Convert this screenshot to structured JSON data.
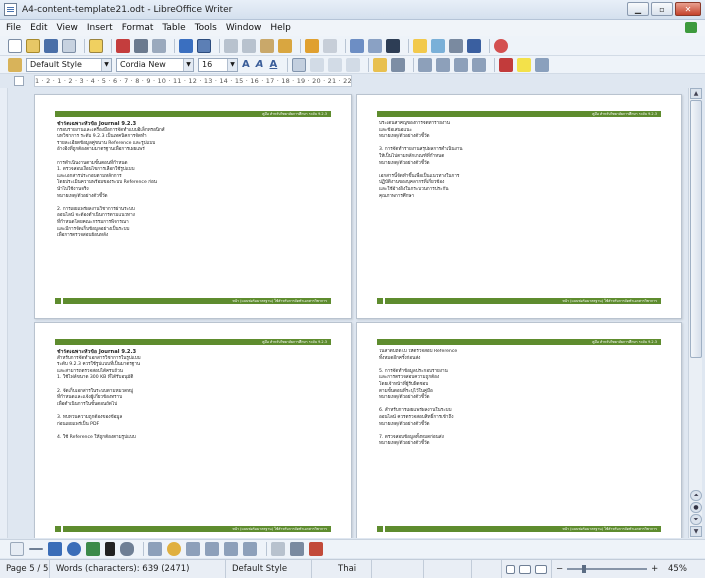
{
  "window": {
    "title": "A4-content-template21.odt - LibreOffice Writer",
    "controls": [
      "minimize-icon",
      "restore-icon",
      "close-icon"
    ]
  },
  "menu": [
    "File",
    "Edit",
    "View",
    "Insert",
    "Format",
    "Table",
    "Tools",
    "Window",
    "Help"
  ],
  "formatting": {
    "paragraph_style": "Default Style",
    "font_name": "Cordia New",
    "font_size": "16"
  },
  "ruler": {
    "ticks": "1 · 2 · 1 · 2 · 3 · 4 · 5 · 6 · 7 · 8 · 9 · 10 · 11 · 12 · 13 · 14 · 15 · 16 · 17 · 18 · 19 · 20 · 21 · 22 · 23 · 24 · 25 · 26 · 27"
  },
  "pages": [
    {
      "title": "ชำร์ตเฉพาะหัวข้อ Journal 9.2.3",
      "body": "กรอบรายงานและเครื่องมือการจัดทำแบบอิเล็กทรอนิกส์\nบทวิชาการ ระดับ 9.2.3 เป็นเทคนิคการจัดทำ\nรายละเอียดข้อมูลคู่ขนาน Reference และรูปแบบ\nอ้างอิงที่ถูกต้องตามมาตรฐานเพื่อการเผยแพร่\n\nการดำเนินงานตามขั้นตอนที่กำหนด\n1. ตรวจสอบเงื่อนไขการเลือกใช้รูปแบบ\nและเอกสารประกอบตามหลักการ\nโดยประเมินความพร้อมของระบบ Reference ก่อน\nนำไปใช้งานจริง\nหมายเหตุ/ตัวอย่างตัวชี้วัด\n\n2. การเผยแพร่ผลงานวิชาการผ่านระบบ\nออนไลน์ จะต้องดำเนินการตามแนวทาง\nที่กำหนดโดยคณะกรรมการพิจารณา\nและมีการจัดเก็บข้อมูลอย่างเป็นระบบ\nเพื่อการตรวจสอบย้อนหลัง",
      "header": "คู่มือ สำหรับวิทยาลัยการศึกษา ระดับ 9.2.3",
      "footer": "หน้า (แบบฟอร์มมาตรฐาน) ใช้สำหรับการจัดทำเอกสารวิชาการ"
    },
    {
      "title": "",
      "body": "ประเด็นสำคัญของการจัดทำรายงาน\nและข้อเสนอแนะ\nหมายเหตุ/ตัวอย่างตัวชี้วัด\n\n3. การจัดทำรายงานสรุปผลการดำเนินงาน\nให้เป็นไปตามหลักเกณฑ์ที่กำหนด\nหมายเหตุ/ตัวอย่างตัวชี้วัด\n\nเอกสารนี้จัดทำขึ้นเพื่อเป็นแนวทางในการ\nปฏิบัติงานของบุคลากรที่เกี่ยวข้อง\nและใช้อ้างอิงในกระบวนการประกัน\nคุณภาพการศึกษา",
      "header": "คู่มือ สำหรับวิทยาลัยการศึกษา ระดับ 9.2.3",
      "footer": "หน้า (แบบฟอร์มมาตรฐาน) ใช้สำหรับการจัดทำเอกสารวิชาการ"
    },
    {
      "title": "ชำร์ตเฉพาะหัวข้อ Journal 9.2.3",
      "body": "สำหรับการจัดทำเอกสารวิชาการในรูปแบบ\nระดับ 9.2.3 ควรใช้รูปแบบที่เป็นมาตรฐาน\nและสามารถตรวจสอบได้ครบถ้วน\n1. ใช้ไฟล์ขนาด 300 KB ที่ได้รับอนุมัติ\n\n2. จัดเก็บเอกสารในระบบตามหมวดหมู่\nที่กำหนดและแจ้งผู้เกี่ยวข้องทราบ\nเพื่อดำเนินการในขั้นตอนถัดไป\n\n3. ทบทวนความถูกต้องของข้อมูล\nก่อนเผยแพร่เป็น PDF\n\n4. ใช้ Reference ให้ถูกต้องตามรูปแบบ",
      "header": "คู่มือ สำหรับวิทยาลัยการศึกษา ระดับ 9.2.3",
      "footer": "หน้า (แบบฟอร์มมาตรฐาน) ใช้สำหรับการจัดทำเอกสารวิชาการ"
    },
    {
      "title": "",
      "body": "ในลำดับถัดไป ให้ตรวจสอบ Reference\nทั้งหมดอีกครั้งก่อนส่ง\n\n5. การจัดทำข้อมูลประกอบรายงาน\nและการตรวจสอบความถูกต้อง\nโดยเจ้าหน้าที่ผู้รับผิดชอบ\nตามขั้นตอนที่ระบุไว้ในคู่มือ\nหมายเหตุ/ตัวอย่างตัวชี้วัด\n\n6. สำหรับการเผยแพร่ผลงานในระบบ\nออนไลน์ ควรตรวจสอบสิทธิ์การเข้าถึง\nหมายเหตุ/ตัวอย่างตัวชี้วัด\n\n7. ตรวจสอบข้อมูลทั้งหมดก่อนส่ง\nหมายเหตุ/ตัวอย่างตัวชี้วัด",
      "header": "คู่มือ สำหรับวิทยาลัยการศึกษา ระดับ 9.2.3",
      "footer": "หน้า (แบบฟอร์มมาตรฐาน) ใช้สำหรับการจัดทำเอกสารวิชาการ"
    }
  ],
  "status": {
    "page": "Page 5 / 5",
    "words": "Words (characters): 639 (2471)",
    "style": "Default Style",
    "language": "Thai",
    "zoom": "45%",
    "zoom_fraction": 0.45
  },
  "colors": {
    "accent_green": "#5e8c2e"
  }
}
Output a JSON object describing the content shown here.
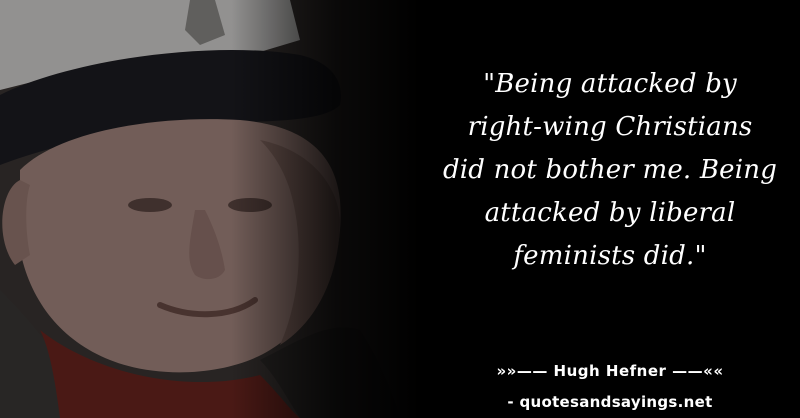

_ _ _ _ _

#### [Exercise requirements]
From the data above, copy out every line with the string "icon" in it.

#### [Final answer]
      "minimize-icon",
      "restore-icon",
      "close-icon"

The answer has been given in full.